On the other hand, Andrew Bogut, Desmond Mason, and Bobby Simmons all had outstanding games. Bogut and Mason controlled the boards, and Simmons played a very nice "power forward" after the Bucks got nothing from Charlie V and Yi.

Also, the Bucks played an outstanding overall defensive game, holding the Spurs to a Win Score of 36, which is 6.4 under the NBA average, and 11.9 under the Bucks Oppositions' average for the season.

Rabbit Ears Ref costs the Bucks

That young ref was obviously wrong when he ran Bucks PG Mo Williams in the 3rd Quarter. The foul he called on Mo was a phantom foul, and then he gave Mo 2 T's before Mo even got out 3 sentences. Unless Mo said something very personal about his mother, that ref needs thicker skin. It costs the Bucks the game last night because it brought Poison Ivey into play...

The Ivey illusion

"Full of sound and fury signifying nothing."

Royal Ivey is constantly getting praised by the Bucks television announcers, but when you look at his statistics after the game, they inevitably stink. I think I figured out the disconnect.

Remember the episode on Seinfeld when Costanza revealed his trick for seeming busy at his Yankee job when in fact he wasn't doing anything? He said he would make "stressed out" noises and gestures, like sighing loudly or grimacing, and whenever he did his boss Wilhelm would think he was actually getting something accomplished.

I think that's what happens with Royal Ivey. Everything he does looks difficult. He looks so active on defense, which leads to observations like "Tenacious defense from Royal Ivey!" But then his man scores on him at will.

Or he'll doing things like making a bounce pass while falling down, which he did last night. "What a pass by Ivey!" the announcers proclaimed. But it wasn't that great a pass... its just that he made it look more difficult than it was by losing his balance.

Saturday, March 01, 2008

He's found it (the value of assists in basketball)

I've always thought assists, in and of themselves, had some sort of intrinsic value to basketball teams. I could never put my finger on what that value was, though. Now "The Arbitrarian" has used economic game theory, and statistical correlation, to find what I was looking for. (Notice the Bucks low assist totals.)

He has found that the higher a team's assist to field goals attempted, the higher the team's field goal percentage.
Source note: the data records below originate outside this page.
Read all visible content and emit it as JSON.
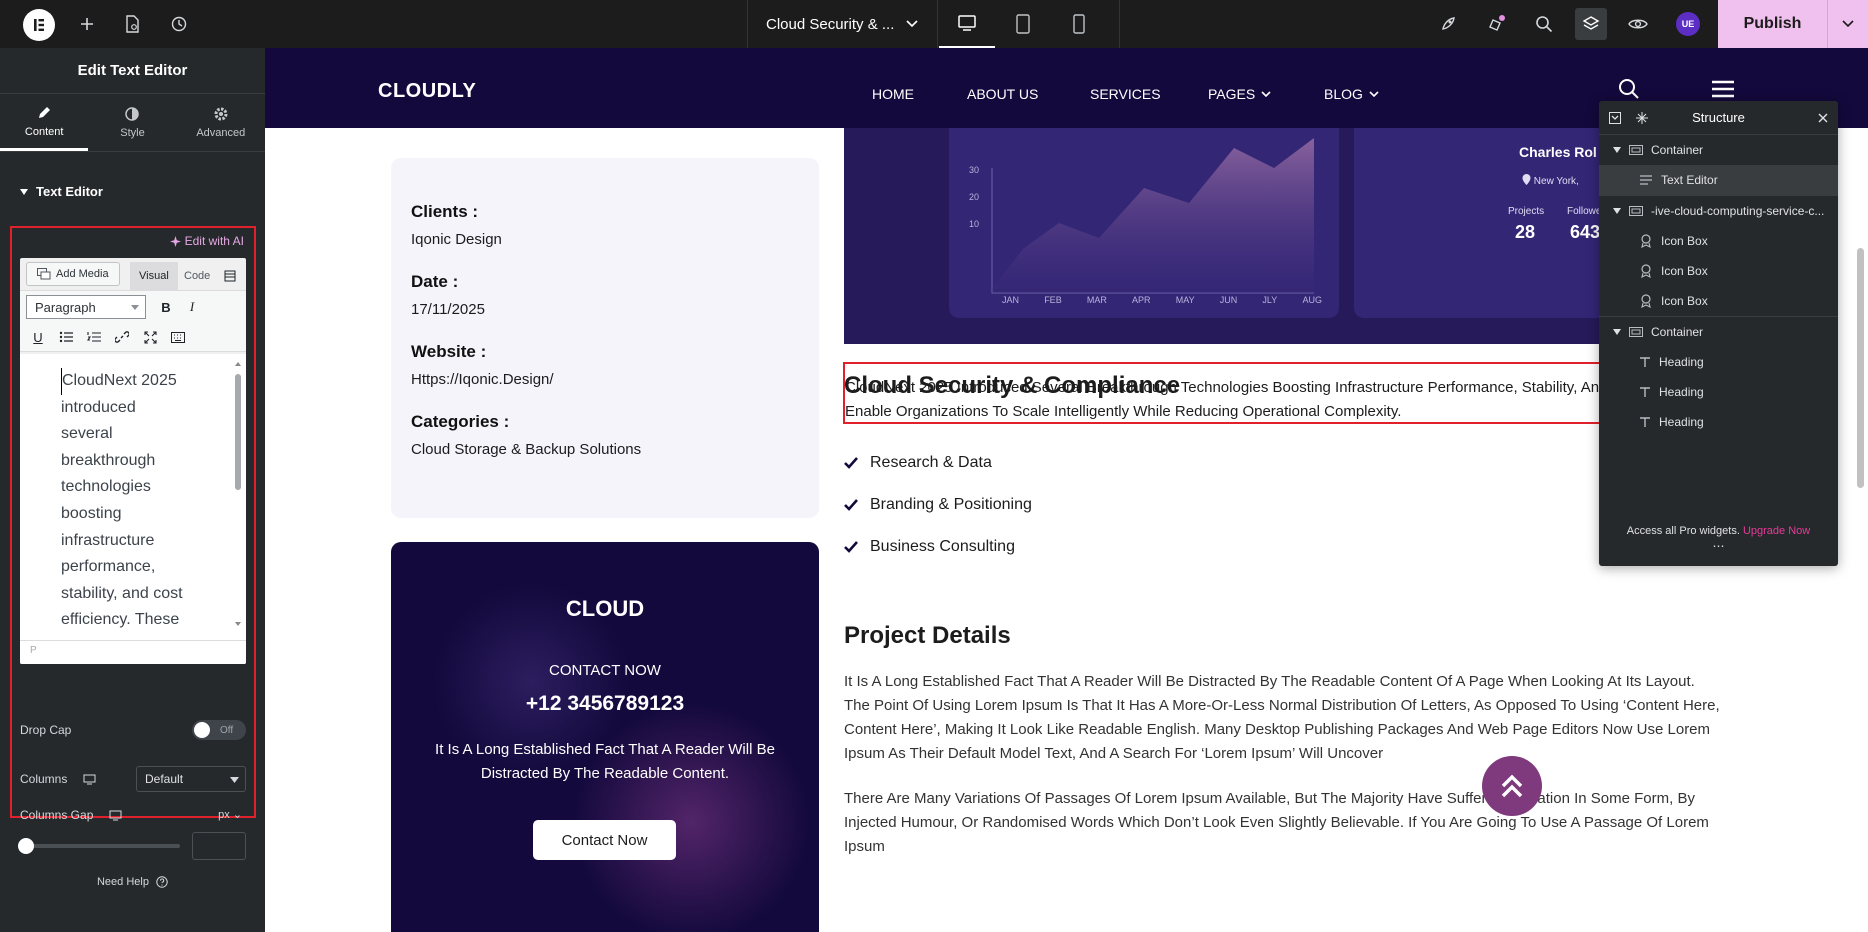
{
  "topbar": {
    "document_title": "Cloud Security & ...",
    "publish_label": "Publish",
    "avatar_initials": "UE",
    "accent_color": "#f0c0ee"
  },
  "panel": {
    "title": "Edit Text Editor",
    "tabs": [
      {
        "label": "Content",
        "icon": "pencil-icon",
        "active": true
      },
      {
        "label": "Style",
        "icon": "half-circle-icon",
        "active": false
      },
      {
        "label": "Advanced",
        "icon": "gear-icon",
        "active": false
      }
    ],
    "section_title": "Text Editor",
    "edit_ai_label": "Edit with AI",
    "add_media_label": "Add Media",
    "visual_tab": "Visual",
    "code_tab": "Code",
    "format_value": "Paragraph",
    "editor_lines": [
      "CloudNext 2025",
      "introduced",
      "several",
      "breakthrough",
      "technologies",
      "boosting",
      "infrastructure",
      "performance,",
      "stability, and cost",
      "efficiency. These"
    ],
    "editor_status": "P",
    "drop_cap_label": "Drop Cap",
    "drop_cap_state": "Off",
    "columns_label": "Columns",
    "columns_value": "Default",
    "columns_gap_label": "Columns Gap",
    "columns_gap_unit": "px",
    "need_help_label": "Need Help"
  },
  "site": {
    "brand": "CLOUDLY",
    "nav": [
      {
        "label": "HOME",
        "dropdown": false
      },
      {
        "label": "ABOUT US",
        "dropdown": false
      },
      {
        "label": "SERVICES",
        "dropdown": false
      },
      {
        "label": "PAGES",
        "dropdown": true
      },
      {
        "label": "BLOG",
        "dropdown": true
      }
    ],
    "info": {
      "clients_label": "Clients :",
      "clients_value": "Iqonic Design",
      "date_label": "Date :",
      "date_value": "17/11/2025",
      "website_label": "Website :",
      "website_value": "Https://Iqonic.Design/",
      "categories_label": "Categories :",
      "categories_value": "Cloud Storage & Backup Solutions"
    },
    "cta": {
      "brand": "CLOUD",
      "contact_label": "CONTACT NOW",
      "phone": "+12 3456789123",
      "text": "It Is A Long Established Fact That A Reader Will Be Distracted By The Readable Content.",
      "button": "Contact Now"
    },
    "dashboard": {
      "y_ticks": [
        "30",
        "20",
        "10"
      ],
      "months": [
        "JAN",
        "FEB",
        "MAR",
        "APR",
        "MAY",
        "JUN",
        "JLY",
        "AUG"
      ],
      "profile_name": "Charles Rol",
      "profile_location": "New York,",
      "projects_label": "Projects",
      "projects_value": "28",
      "followers_label": "Followers",
      "followers_value": "643"
    },
    "heading": "Cloud Security & Compliance",
    "selected_text": "CloudNext 2025 Introduced Several Breakthrough Technologies Boosting Infrastructure Performance, Stability, And Cost Efficiency. These Innovations Enable Organizations To Scale Intelligently While Reducing Operational Complexity.",
    "checklist": [
      "Research & Data",
      "Branding & Positioning",
      "Business Consulting"
    ],
    "project_heading": "Project Details",
    "para1": "It Is A Long Established Fact That A Reader Will Be Distracted By The Readable Content Of A Page When Looking At Its Layout. The Point Of Using Lorem Ipsum Is That It Has A More-Or-Less Normal Distribution Of Letters, As Opposed To Using ‘Content Here, Content Here’, Making It Look Like Readable English. Many Desktop Publishing Packages And Web Page Editors Now Use Lorem Ipsum As Their Default Model Text, And A Search For ‘Lorem Ipsum’ Will Uncover",
    "para2": "There Are Many Variations Of Passages Of Lorem Ipsum Available, But The Majority Have Suffered Alteration In Some Form, By Injected Humour, Or Randomised Words Which Don’t Look Even Slightly Believable. If You Are Going To Use A Passage Of Lorem Ipsum"
  },
  "structure": {
    "title": "Structure",
    "items": [
      {
        "label": "Container",
        "type": "container",
        "level": 0,
        "expanded": true,
        "selected": false
      },
      {
        "label": "Text Editor",
        "type": "text-editor",
        "level": 1,
        "expanded": false,
        "selected": true
      },
      {
        "label": "-ive-cloud-computing-service-c...",
        "type": "container",
        "level": 0,
        "expanded": true,
        "selected": false
      },
      {
        "label": "Icon Box",
        "type": "icon-box",
        "level": 1,
        "expanded": false,
        "selected": false
      },
      {
        "label": "Icon Box",
        "type": "icon-box",
        "level": 1,
        "expanded": false,
        "selected": false
      },
      {
        "label": "Icon Box",
        "type": "icon-box",
        "level": 1,
        "expanded": false,
        "selected": false
      },
      {
        "label": "Container",
        "type": "container",
        "level": 0,
        "expanded": true,
        "selected": false
      },
      {
        "label": "Heading",
        "type": "heading",
        "level": 1,
        "expanded": false,
        "selected": false
      },
      {
        "label": "Heading",
        "type": "heading",
        "level": 1,
        "expanded": false,
        "selected": false
      },
      {
        "label": "Heading",
        "type": "heading",
        "level": 1,
        "expanded": false,
        "selected": false
      }
    ],
    "footer_text": "Access all Pro widgets.",
    "footer_link": "Upgrade Now"
  }
}
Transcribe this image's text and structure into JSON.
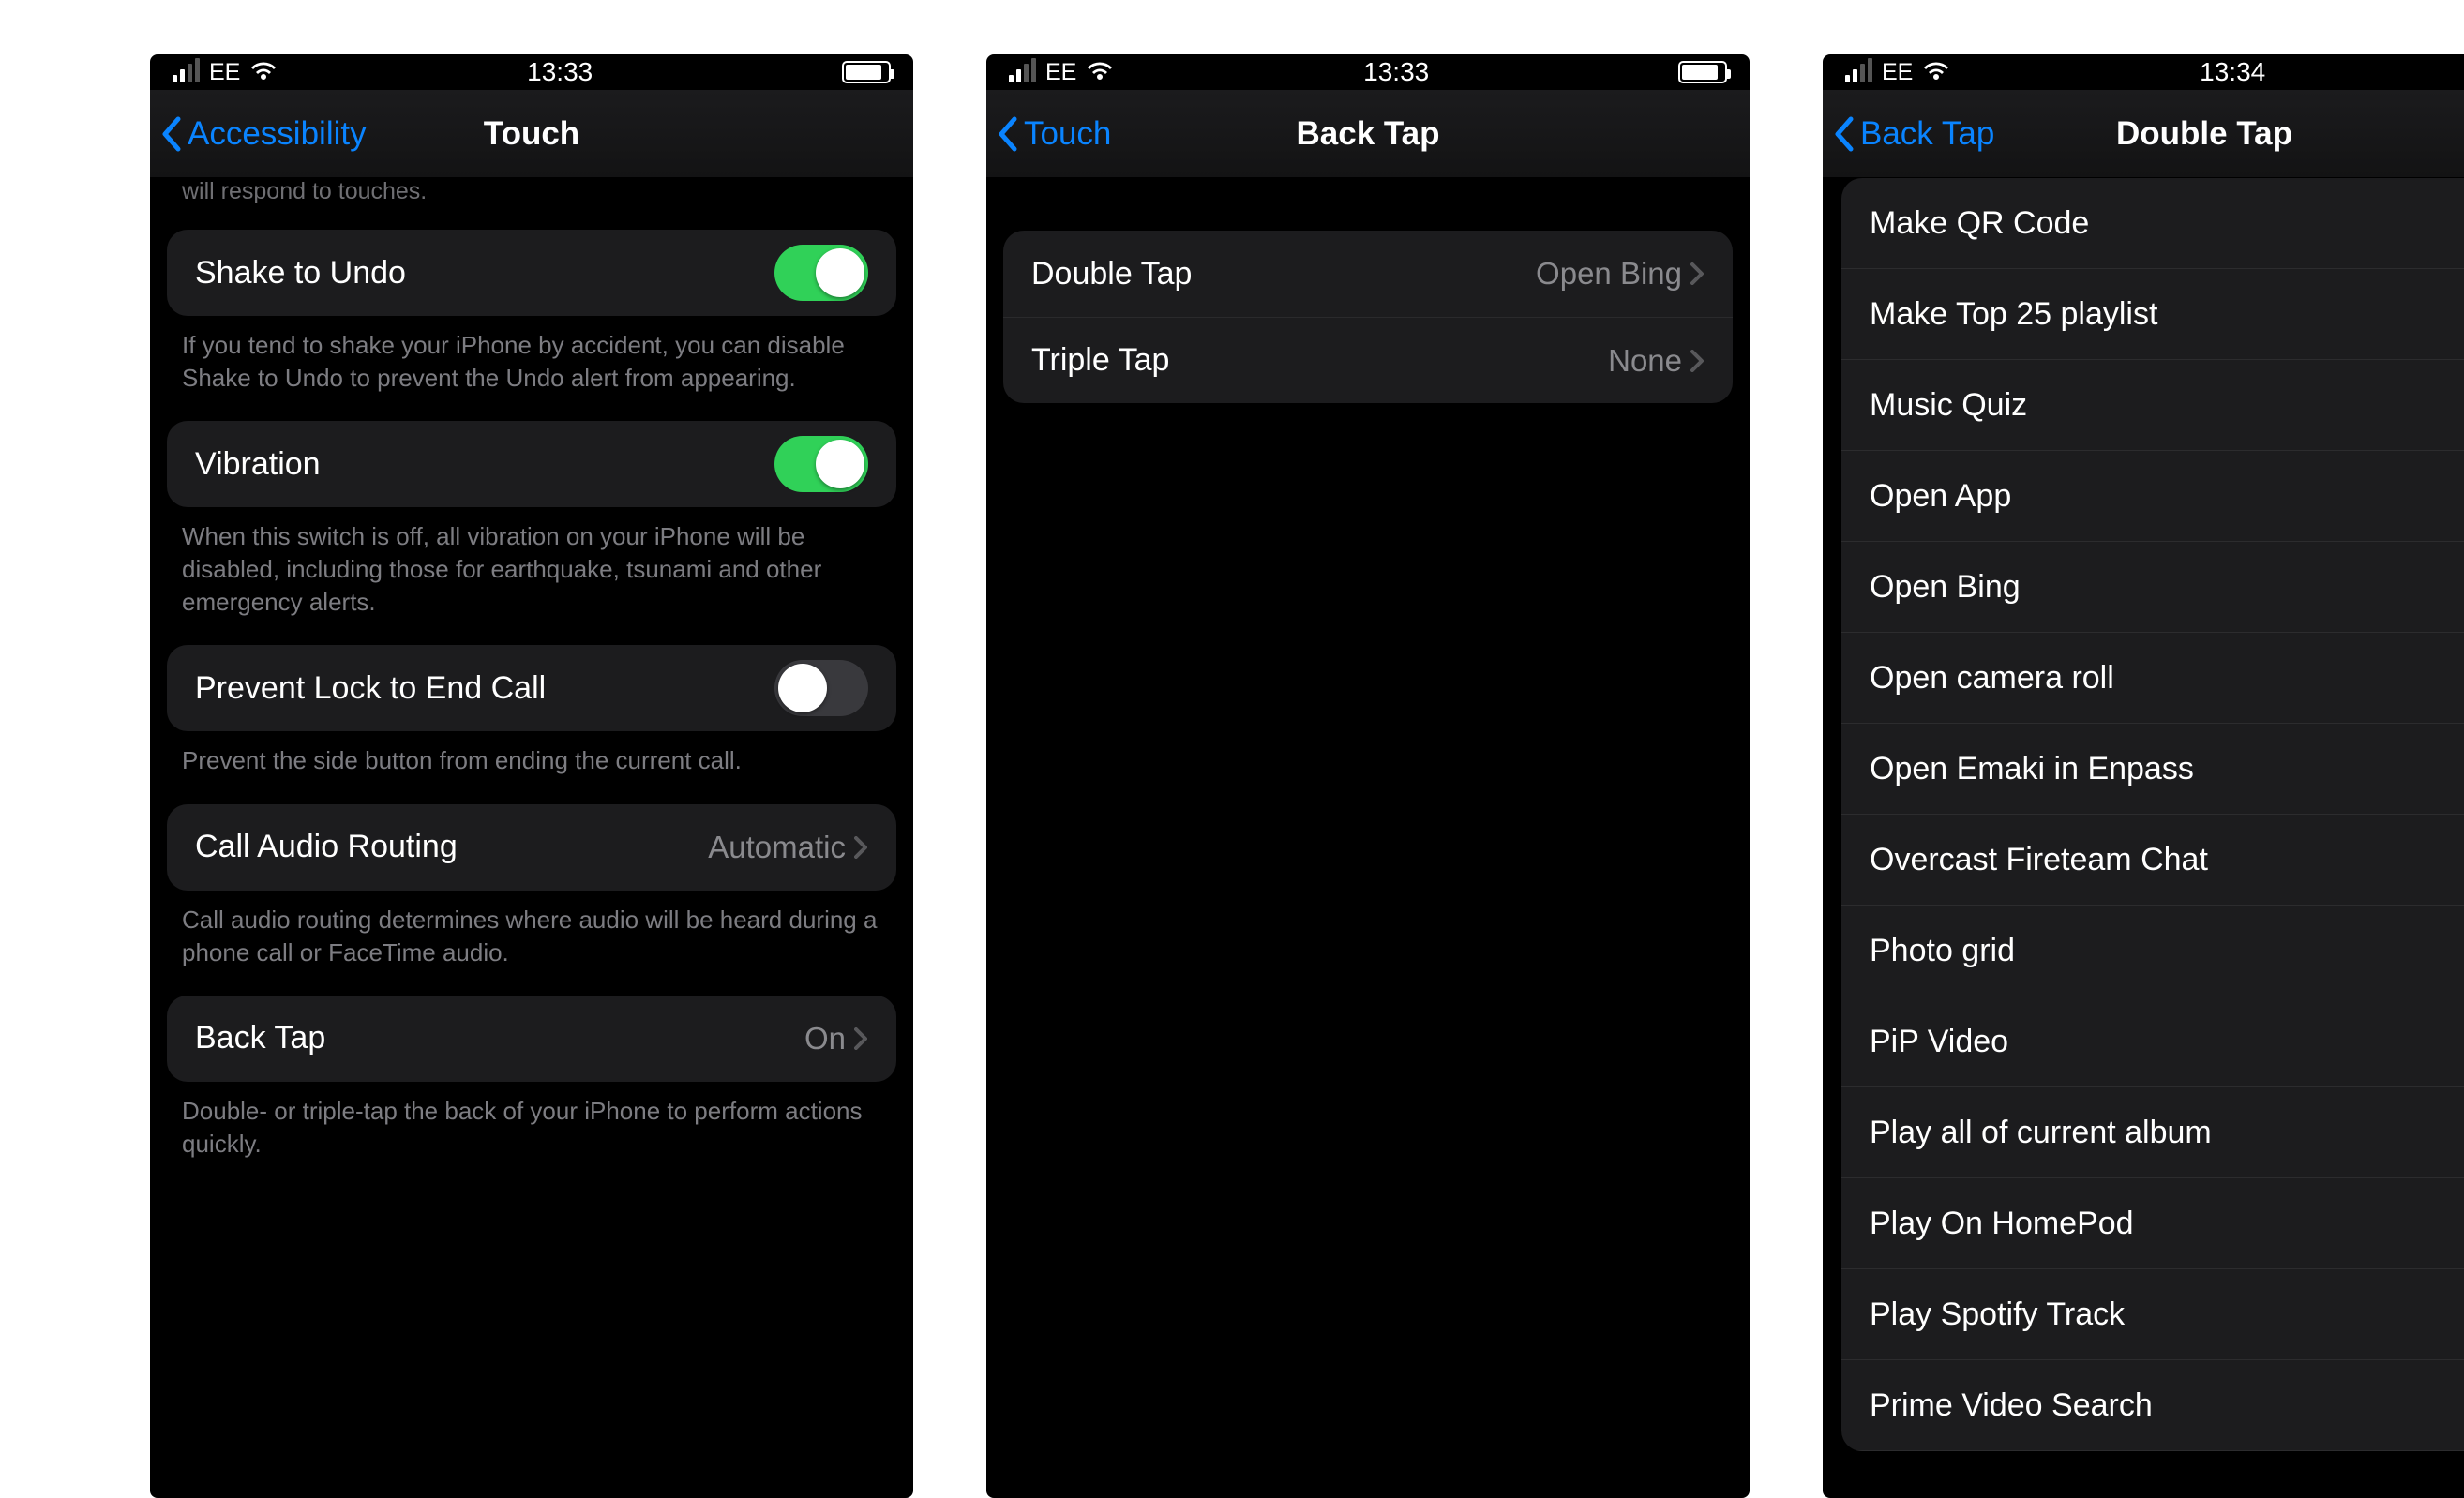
{
  "status": {
    "carrier": "EE",
    "time_a": "13:33",
    "time_b": "13:33",
    "time_c": "13:34"
  },
  "colors": {
    "accent": "#0a84ff",
    "toggle_on": "#30d158"
  },
  "screen1": {
    "back_label": "Accessibility",
    "title": "Touch",
    "cut_top_line": "will respond to touches.",
    "shake": {
      "label": "Shake to Undo",
      "footer": "If you tend to shake your iPhone by accident, you can disable Shake to Undo to prevent the Undo alert from appearing.",
      "on": true
    },
    "vibration": {
      "label": "Vibration",
      "footer": "When this switch is off, all vibration on your iPhone will be disabled, including those for earthquake, tsunami and other emergency alerts.",
      "on": true
    },
    "prevent_lock": {
      "label": "Prevent Lock to End Call",
      "footer": "Prevent the side button from ending the current call.",
      "on": false
    },
    "call_routing": {
      "label": "Call Audio Routing",
      "value": "Automatic",
      "footer": "Call audio routing determines where audio will be heard during a phone call or FaceTime audio."
    },
    "back_tap": {
      "label": "Back Tap",
      "value": "On",
      "footer": "Double- or triple-tap the back of your iPhone to perform actions quickly."
    }
  },
  "screen2": {
    "back_label": "Touch",
    "title": "Back Tap",
    "double": {
      "label": "Double Tap",
      "value": "Open Bing"
    },
    "triple": {
      "label": "Triple Tap",
      "value": "None"
    }
  },
  "screen3": {
    "back_label": "Back Tap",
    "title": "Double Tap",
    "selected_index": 4,
    "items": [
      "Make QR Code",
      "Make Top 25 playlist",
      "Music Quiz",
      "Open App",
      "Open Bing",
      "Open camera roll",
      "Open Emaki in Enpass",
      "Overcast Fireteam Chat",
      "Photo grid",
      "PiP Video",
      "Play all of current album",
      "Play On HomePod",
      "Play Spotify Track",
      "Prime Video Search"
    ]
  }
}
Basically, a high degree of passing establishes a productive mindset in each player that leads to better overall shot selection which leads to a better team field goal percentage.

To borrow from that cloying children's phrase, "Sharing is Scoring". Or at least more efficient scoring. Basically, if each player believes that he is likely to receive the basketball when he has a high percentage scoring opportunity, he is more likely to pass the basketball rather than hoist up a lower percentage scoring opportunity.

If you want to witness this theory in action, put a Larry Bird or Magic Johnson video on your Netflix list. Or to witness it in reverse, play a pickup game with a gunner. You will be amazed at how quickly you yourself become a gunner as well.

Footnote: I have only one additional thought to add to the Arbitrarian's post. I have noticed that Bucks opponents often have high assist totals. I suspect it is because it is easier to pass the ball freely when you are unharrassed. I wonder if the correlation the Arbitrarian has discovered doesn't also have a defensive aspect to it.